- HOW TO COMPLETE THIS TASK:
Please repeat the data below exactly, with the pictures removed.

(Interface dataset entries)
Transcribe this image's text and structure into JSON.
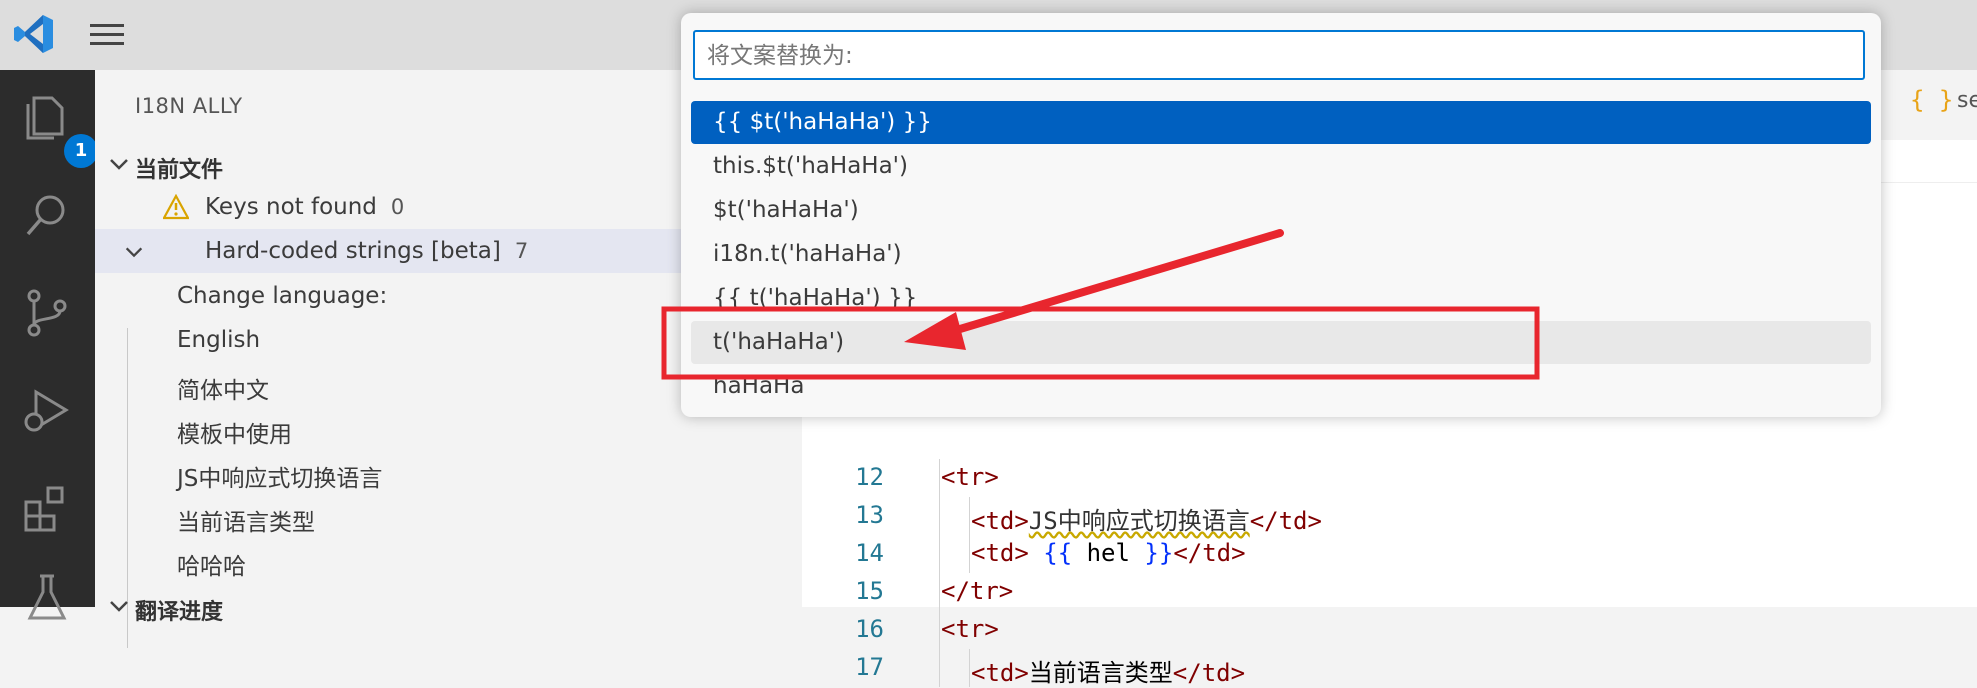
{
  "titlebar": {
    "logo_icon": "vscode-logo-icon",
    "menu_icon": "hamburger-menu-icon"
  },
  "activitybar": {
    "items": [
      {
        "name": "explorer",
        "icon": "files-icon",
        "badge": "1"
      },
      {
        "name": "search",
        "icon": "search-icon"
      },
      {
        "name": "source-control",
        "icon": "source-control-icon"
      },
      {
        "name": "run-debug",
        "icon": "run-debug-icon"
      },
      {
        "name": "extensions",
        "icon": "extensions-icon"
      },
      {
        "name": "testing",
        "icon": "flask-icon"
      }
    ]
  },
  "sidebar": {
    "title": "I18N ALLY",
    "section_current_file": "当前文件",
    "keys_not_found": {
      "label": "Keys not found",
      "count": "0"
    },
    "hardcoded": {
      "label": "Hard-coded strings [beta]",
      "count": "7"
    },
    "strings": [
      "Change language:",
      "English",
      "简体中文",
      "模板中使用",
      "JS中响应式切换语言",
      "当前语言类型",
      "哈哈哈"
    ],
    "section_progress": "翻译进度"
  },
  "editor": {
    "tab_icon": "{ }",
    "tab_label": "se",
    "lines": [
      {
        "num": "12",
        "parts": [
          [
            "tag",
            "<tr>"
          ]
        ]
      },
      {
        "num": "13",
        "parts": [
          [
            "tag",
            "<td>"
          ],
          [
            "sq",
            "JS中响应式切换语言"
          ],
          [
            "tag",
            "</td>"
          ]
        ]
      },
      {
        "num": "14",
        "parts": [
          [
            "tag",
            "<td>"
          ],
          [
            "txtc",
            " "
          ],
          [
            "br",
            "{{"
          ],
          [
            "txtc",
            " hel "
          ],
          [
            "br",
            "}}"
          ],
          [
            "tag",
            "</td>"
          ]
        ]
      },
      {
        "num": "15",
        "parts": [
          [
            "tag",
            "</tr>"
          ]
        ]
      },
      {
        "num": "16",
        "parts": [
          [
            "tag",
            "<tr>"
          ]
        ]
      },
      {
        "num": "17",
        "parts": [
          [
            "tag",
            "<td>"
          ],
          [
            "txtc",
            "当前语言类型"
          ],
          [
            "tag",
            "</td>"
          ]
        ]
      }
    ]
  },
  "quickpick": {
    "placeholder": "将文案替换为:",
    "items": [
      "{{ $t('haHaHa') }}",
      "this.$t('haHaHa')",
      "$t('haHaHa')",
      "i18n.t('haHaHa')",
      "{{ t('haHaHa') }}",
      "t('haHaHa')",
      "haHaHa"
    ],
    "selected_index": 0,
    "hovered_index": 5
  },
  "colors": {
    "accent": "#0078d4",
    "selection": "#0060c0",
    "annotation": "#e8262e"
  }
}
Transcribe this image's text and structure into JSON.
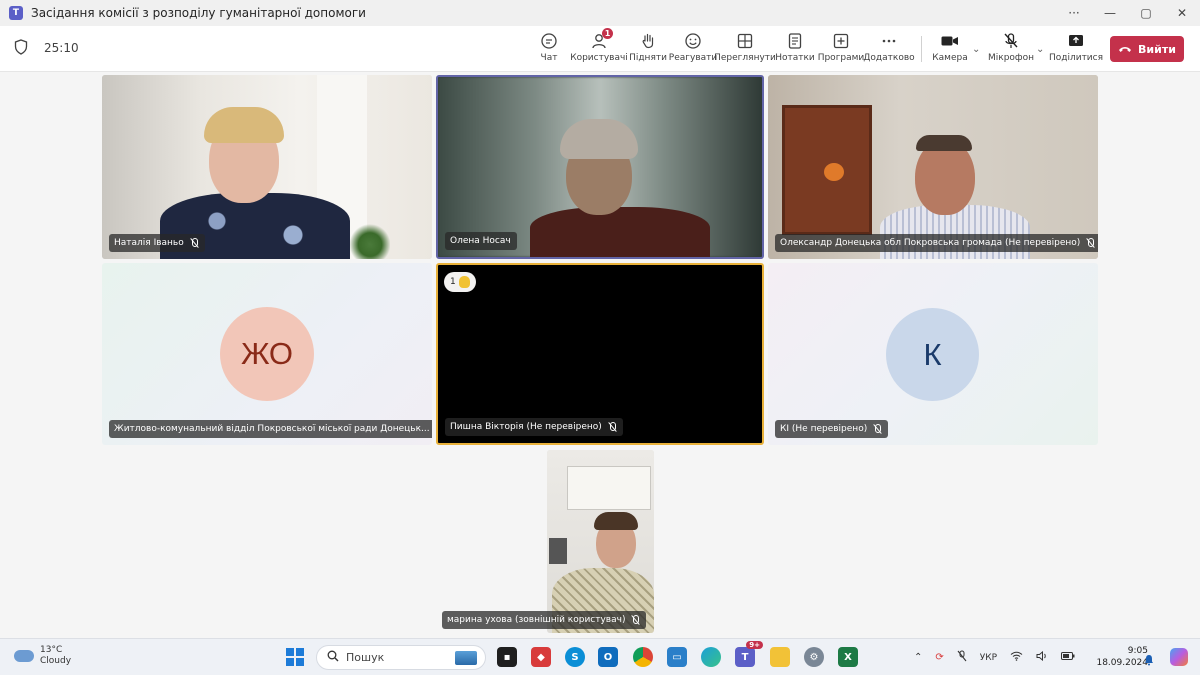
{
  "window": {
    "title": "Засідання комісії з розподілу гуманітарної допомоги",
    "app_icon": "T",
    "controls": [
      "···",
      "—",
      "▢",
      "✕"
    ]
  },
  "toolbar": {
    "timer": "25:10",
    "buttons": [
      {
        "label": "Чат",
        "icon": "chat-icon"
      },
      {
        "label": "Користувачі",
        "icon": "people-icon",
        "badge": "1"
      },
      {
        "label": "Підняти",
        "icon": "raise-hand-icon"
      },
      {
        "label": "Реагувати",
        "icon": "react-icon"
      },
      {
        "label": "Переглянути",
        "icon": "view-icon"
      },
      {
        "label": "Нотатки",
        "icon": "notes-icon"
      },
      {
        "label": "Програми",
        "icon": "apps-icon"
      },
      {
        "label": "Додатково",
        "icon": "more-icon"
      },
      {
        "label": "Камера",
        "icon": "camera-icon"
      },
      {
        "label": "Мікрофон",
        "icon": "mic-off-icon"
      },
      {
        "label": "Поділитися",
        "icon": "share-icon"
      }
    ],
    "leave_label": "Вийти"
  },
  "participants": [
    {
      "name": "Наталія Іваньо",
      "type": "video"
    },
    {
      "name": "Олена Носач",
      "type": "video"
    },
    {
      "name": "Олександр Донецька обл Покровська громада (Не перевірено)",
      "type": "video"
    },
    {
      "name": "Житлово-комунальний відділ Покровської міської ради Донецьк...",
      "type": "avatar",
      "initials": "ЖО"
    },
    {
      "name": "Пишна Вікторія (Не перевірено)",
      "type": "video",
      "raised_hand": "1"
    },
    {
      "name": "КІ (Не перевірено)",
      "type": "avatar",
      "initials": "К"
    },
    {
      "name": "марина ухова (зовнішній користувач)",
      "type": "video"
    }
  ],
  "colors": {
    "accent": "#5b5fc7",
    "leave": "#c4314b",
    "active_speaker_border": "#6264a7",
    "raised_hand_border": "#e8b13a"
  },
  "taskbar": {
    "weather_temp": "13°C",
    "weather_desc": "Cloudy",
    "search_placeholder": "Пошук",
    "teams_badge": "9+",
    "lang": "УКР",
    "time": "9:05",
    "date": "18.09.2024"
  }
}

- ANSWER TO THIS EXERCISE:
Transcribe this image's text and structure into JSON.
{
  "titlebar": {
    "logo_icon": "vscode-logo-icon",
    "menu_icon": "hamburger-menu-icon"
  },
  "activitybar": {
    "items": [
      {
        "name": "explorer",
        "icon": "files-icon",
        "badge": "1"
      },
      {
        "name": "search",
        "icon": "search-icon"
      },
      {
        "name": "source-control",
        "icon": "source-control-icon"
      },
      {
        "name": "run-debug",
        "icon": "run-debug-icon"
      },
      {
        "name": "extensions",
        "icon": "extensions-icon"
      },
      {
        "name": "testing",
        "icon": "flask-icon"
      }
    ]
  },
  "sidebar": {
    "title": "I18N ALLY",
    "section_current_file": "当前文件",
    "keys_not_found": {
      "label": "Keys not found",
      "count": "0"
    },
    "hardcoded": {
      "label": "Hard-coded strings [beta]",
      "count": "7"
    },
    "strings": [
      "Change language:",
      "English",
      "简体中文",
      "模板中使用",
      "JS中响应式切换语言",
      "当前语言类型",
      "哈哈哈"
    ],
    "section_progress": "翻译进度"
  },
  "editor": {
    "tab_icon": "{ }",
    "tab_label": "se",
    "lines": [
      {
        "num": "12",
        "parts": [
          [
            "tag",
            "<tr>"
          ]
        ]
      },
      {
        "num": "13",
        "parts": [
          [
            "tag",
            "<td>"
          ],
          [
            "sq",
            "JS中响应式切换语言"
          ],
          [
            "tag",
            "</td>"
          ]
        ]
      },
      {
        "num": "14",
        "parts": [
          [
            "tag",
            "<td>"
          ],
          [
            "txtc",
            " "
          ],
          [
            "br",
            "{{"
          ],
          [
            "txtc",
            " hel "
          ],
          [
            "br",
            "}}"
          ],
          [
            "tag",
            "</td>"
          ]
        ]
      },
      {
        "num": "15",
        "parts": [
          [
            "tag",
            "</tr>"
          ]
        ]
      },
      {
        "num": "16",
        "parts": [
          [
            "tag",
            "<tr>"
          ]
        ]
      },
      {
        "num": "17",
        "parts": [
          [
            "tag",
            "<td>"
          ],
          [
            "txtc",
            "当前语言类型"
          ],
          [
            "tag",
            "</td>"
          ]
        ]
      }
    ]
  },
  "quickpick": {
    "placeholder": "将文案替换为:",
    "items": [
      "{{ $t('haHaHa') }}",
      "this.$t('haHaHa')",
      "$t('haHaHa')",
      "i18n.t('haHaHa')",
      "{{ t('haHaHa') }}",
      "t('haHaHa')",
      "haHaHa"
    ],
    "selected_index": 0,
    "hovered_index": 5
  },
  "colors": {
    "accent": "#0078d4",
    "selection": "#0060c0",
    "annotation": "#e8262e"
  }
}
Transcribe this image's text and structure into JSON.
{
  "window": {
    "title": "Засідання комісії з розподілу гуманітарної допомоги",
    "app_icon": "T",
    "controls": [
      "···",
      "—",
      "▢",
      "✕"
    ]
  },
  "toolbar": {
    "timer": "25:10",
    "buttons": [
      {
        "label": "Чат",
        "icon": "chat-icon"
      },
      {
        "label": "Користувачі",
        "icon": "people-icon",
        "badge": "1"
      },
      {
        "label": "Підняти",
        "icon": "raise-hand-icon"
      },
      {
        "label": "Реагувати",
        "icon": "react-icon"
      },
      {
        "label": "Переглянути",
        "icon": "view-icon"
      },
      {
        "label": "Нотатки",
        "icon": "notes-icon"
      },
      {
        "label": "Програми",
        "icon": "apps-icon"
      },
      {
        "label": "Додатково",
        "icon": "more-icon"
      },
      {
        "label": "Камера",
        "icon": "camera-icon"
      },
      {
        "label": "Мікрофон",
        "icon": "mic-off-icon"
      },
      {
        "label": "Поділитися",
        "icon": "share-icon"
      }
    ],
    "leave_label": "Вийти"
  },
  "participants": [
    {
      "name": "Наталія Іваньо",
      "type": "video"
    },
    {
      "name": "Олена Носач",
      "type": "video"
    },
    {
      "name": "Олександр Донецька обл Покровська громада (Не перевірено)",
      "type": "video"
    },
    {
      "name": "Житлово-комунальний відділ Покровської міської ради Донецьк...",
      "type": "avatar",
      "initials": "ЖО"
    },
    {
      "name": "Пишна Вікторія (Не перевірено)",
      "type": "video",
      "raised_hand": "1"
    },
    {
      "name": "КІ (Не перевірено)",
      "type": "avatar",
      "initials": "К"
    },
    {
      "name": "марина ухова (зовнішній користувач)",
      "type": "video"
    }
  ],
  "colors": {
    "accent": "#5b5fc7",
    "leave": "#c4314b",
    "active_speaker_border": "#6264a7",
    "raised_hand_border": "#e8b13a"
  },
  "taskbar": {
    "weather_temp": "13°C",
    "weather_desc": "Cloudy",
    "search_placeholder": "Пошук",
    "teams_badge": "9+",
    "lang": "УКР",
    "time": "9:05",
    "date": "18.09.2024"
  }
}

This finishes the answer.